fied General Lee of this blockade, and that the troops from Suffolk, some 300, had been brought to Norfolk, leaving the Nansemond river approaches undefended. He thought 10,000 men absolutely necessary for the defense of the public property in and about Norfolk. The Bay line was permitted, on the 4th, to resume trips for mails and passengers. A British ship from Liverpool, with salt for Richmond, was boarded at Old Point, but sailed on and delivered its cargo. It was reported, on the 6th of May, that Federal vessels chased and fired on steamers to within 12 miles of Gloucester point. Lewis E. Harvie, president of the Richmond & Danville railroad, patriotically offered, without charge, to furnish transportation from his railroad to remove the ordnance from the navy yard at Norfolk to the interior. The council advised the acceptance of this offer, and that orders be immediately given to remove all ordnance from the navy yard, not necessary for its defense and that of Norfolk an
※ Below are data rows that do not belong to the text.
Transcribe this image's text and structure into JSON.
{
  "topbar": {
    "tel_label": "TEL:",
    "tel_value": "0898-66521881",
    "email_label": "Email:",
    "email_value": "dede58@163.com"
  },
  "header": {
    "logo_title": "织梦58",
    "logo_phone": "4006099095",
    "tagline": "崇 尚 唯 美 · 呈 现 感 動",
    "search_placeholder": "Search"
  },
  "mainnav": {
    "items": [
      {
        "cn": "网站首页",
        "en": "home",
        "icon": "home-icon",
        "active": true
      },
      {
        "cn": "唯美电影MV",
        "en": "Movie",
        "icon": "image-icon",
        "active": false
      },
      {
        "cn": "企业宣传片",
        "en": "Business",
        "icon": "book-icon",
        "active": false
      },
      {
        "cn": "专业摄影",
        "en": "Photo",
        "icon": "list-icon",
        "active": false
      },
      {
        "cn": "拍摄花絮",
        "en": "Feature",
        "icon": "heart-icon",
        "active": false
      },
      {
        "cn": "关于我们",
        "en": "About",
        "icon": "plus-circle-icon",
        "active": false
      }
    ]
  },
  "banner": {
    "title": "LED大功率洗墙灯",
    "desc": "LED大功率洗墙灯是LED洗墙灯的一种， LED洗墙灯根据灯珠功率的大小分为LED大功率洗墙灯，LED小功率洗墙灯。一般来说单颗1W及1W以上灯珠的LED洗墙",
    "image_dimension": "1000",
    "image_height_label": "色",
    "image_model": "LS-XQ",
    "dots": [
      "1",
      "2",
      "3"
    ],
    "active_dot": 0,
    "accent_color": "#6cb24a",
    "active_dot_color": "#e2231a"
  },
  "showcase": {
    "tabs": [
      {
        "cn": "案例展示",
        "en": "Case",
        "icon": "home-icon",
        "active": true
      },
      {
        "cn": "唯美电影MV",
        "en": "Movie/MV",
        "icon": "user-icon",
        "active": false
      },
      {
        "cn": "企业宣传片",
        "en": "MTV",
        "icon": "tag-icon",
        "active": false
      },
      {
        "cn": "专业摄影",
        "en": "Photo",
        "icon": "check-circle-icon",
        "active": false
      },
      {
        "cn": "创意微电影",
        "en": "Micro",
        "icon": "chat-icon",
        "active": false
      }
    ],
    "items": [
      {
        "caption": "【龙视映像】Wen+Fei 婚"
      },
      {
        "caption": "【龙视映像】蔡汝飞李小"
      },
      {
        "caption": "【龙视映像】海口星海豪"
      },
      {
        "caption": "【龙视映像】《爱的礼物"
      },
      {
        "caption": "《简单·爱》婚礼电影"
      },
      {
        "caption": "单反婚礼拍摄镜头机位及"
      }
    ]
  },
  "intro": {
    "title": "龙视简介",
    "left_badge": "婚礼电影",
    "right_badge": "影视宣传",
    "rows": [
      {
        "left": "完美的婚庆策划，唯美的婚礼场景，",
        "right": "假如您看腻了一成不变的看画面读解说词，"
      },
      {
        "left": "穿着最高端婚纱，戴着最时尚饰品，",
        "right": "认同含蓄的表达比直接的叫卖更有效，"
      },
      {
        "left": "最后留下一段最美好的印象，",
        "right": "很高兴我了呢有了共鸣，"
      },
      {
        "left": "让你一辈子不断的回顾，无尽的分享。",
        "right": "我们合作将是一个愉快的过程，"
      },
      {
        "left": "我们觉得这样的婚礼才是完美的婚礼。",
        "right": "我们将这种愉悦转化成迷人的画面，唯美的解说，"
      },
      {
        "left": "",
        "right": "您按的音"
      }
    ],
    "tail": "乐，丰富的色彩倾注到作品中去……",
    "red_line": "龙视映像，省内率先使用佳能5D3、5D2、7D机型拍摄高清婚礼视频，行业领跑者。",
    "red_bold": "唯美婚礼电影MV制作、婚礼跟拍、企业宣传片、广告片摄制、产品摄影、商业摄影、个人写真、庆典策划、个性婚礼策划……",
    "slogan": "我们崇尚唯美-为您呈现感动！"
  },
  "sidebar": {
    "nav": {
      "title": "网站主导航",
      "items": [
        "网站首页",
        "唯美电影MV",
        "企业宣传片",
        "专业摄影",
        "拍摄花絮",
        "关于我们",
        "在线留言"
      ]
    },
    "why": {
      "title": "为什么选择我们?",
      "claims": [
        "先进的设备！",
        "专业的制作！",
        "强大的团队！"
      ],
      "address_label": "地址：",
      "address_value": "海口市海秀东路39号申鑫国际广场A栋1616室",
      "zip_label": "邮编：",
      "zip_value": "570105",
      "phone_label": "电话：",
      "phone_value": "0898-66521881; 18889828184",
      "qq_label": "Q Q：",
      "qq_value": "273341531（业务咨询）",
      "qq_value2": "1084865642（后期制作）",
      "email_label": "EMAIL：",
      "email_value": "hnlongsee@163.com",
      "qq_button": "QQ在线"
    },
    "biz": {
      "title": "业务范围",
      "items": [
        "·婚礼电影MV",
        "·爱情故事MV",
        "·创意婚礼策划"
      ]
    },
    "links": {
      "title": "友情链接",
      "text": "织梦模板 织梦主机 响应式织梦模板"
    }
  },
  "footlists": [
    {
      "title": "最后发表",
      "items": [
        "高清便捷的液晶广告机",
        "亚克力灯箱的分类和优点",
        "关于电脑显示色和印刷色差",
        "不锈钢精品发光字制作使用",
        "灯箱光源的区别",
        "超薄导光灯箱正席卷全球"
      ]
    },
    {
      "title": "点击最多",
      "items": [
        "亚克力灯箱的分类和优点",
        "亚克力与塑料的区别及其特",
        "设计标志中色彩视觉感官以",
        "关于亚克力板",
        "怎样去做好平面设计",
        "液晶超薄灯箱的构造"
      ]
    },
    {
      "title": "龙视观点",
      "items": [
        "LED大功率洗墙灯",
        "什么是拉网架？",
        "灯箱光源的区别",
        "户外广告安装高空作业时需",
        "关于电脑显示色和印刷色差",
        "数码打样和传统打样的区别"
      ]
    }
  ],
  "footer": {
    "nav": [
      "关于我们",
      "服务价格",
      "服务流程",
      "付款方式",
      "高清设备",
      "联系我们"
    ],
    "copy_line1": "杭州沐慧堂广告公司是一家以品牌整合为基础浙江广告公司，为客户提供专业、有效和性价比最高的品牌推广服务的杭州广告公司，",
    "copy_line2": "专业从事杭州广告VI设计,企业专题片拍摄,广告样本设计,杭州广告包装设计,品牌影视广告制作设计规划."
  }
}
n from this double-fire line, and planted their flags on the front line of breastworks, but for a short time only. They were repulsed by the fierce artillery fire that was poured upon them, as night put an end to the fierce struggles of this 6th day of May. At the close of this day, Lee held, all along his lines, a position advanced from that held in the morning, and the great army of the Potomac found itself in the toils of a defensive struggle, in aid of which it was throwing up new lines ofve not shown themselves in force within a mile of our lines. He does not say that he had withdrawn his lines, in many places, and thus secured the mile of interval that he mentions. Well-nigh exhausted by the desperate struggles of May 5th and 6th, each army was quite content to rest behind its defenses, care for its wounded and bury its dead, during the 7th; neither caring to again attempt to carry the breastworks of the other, each formidable with well-placed artillery. Grant, having now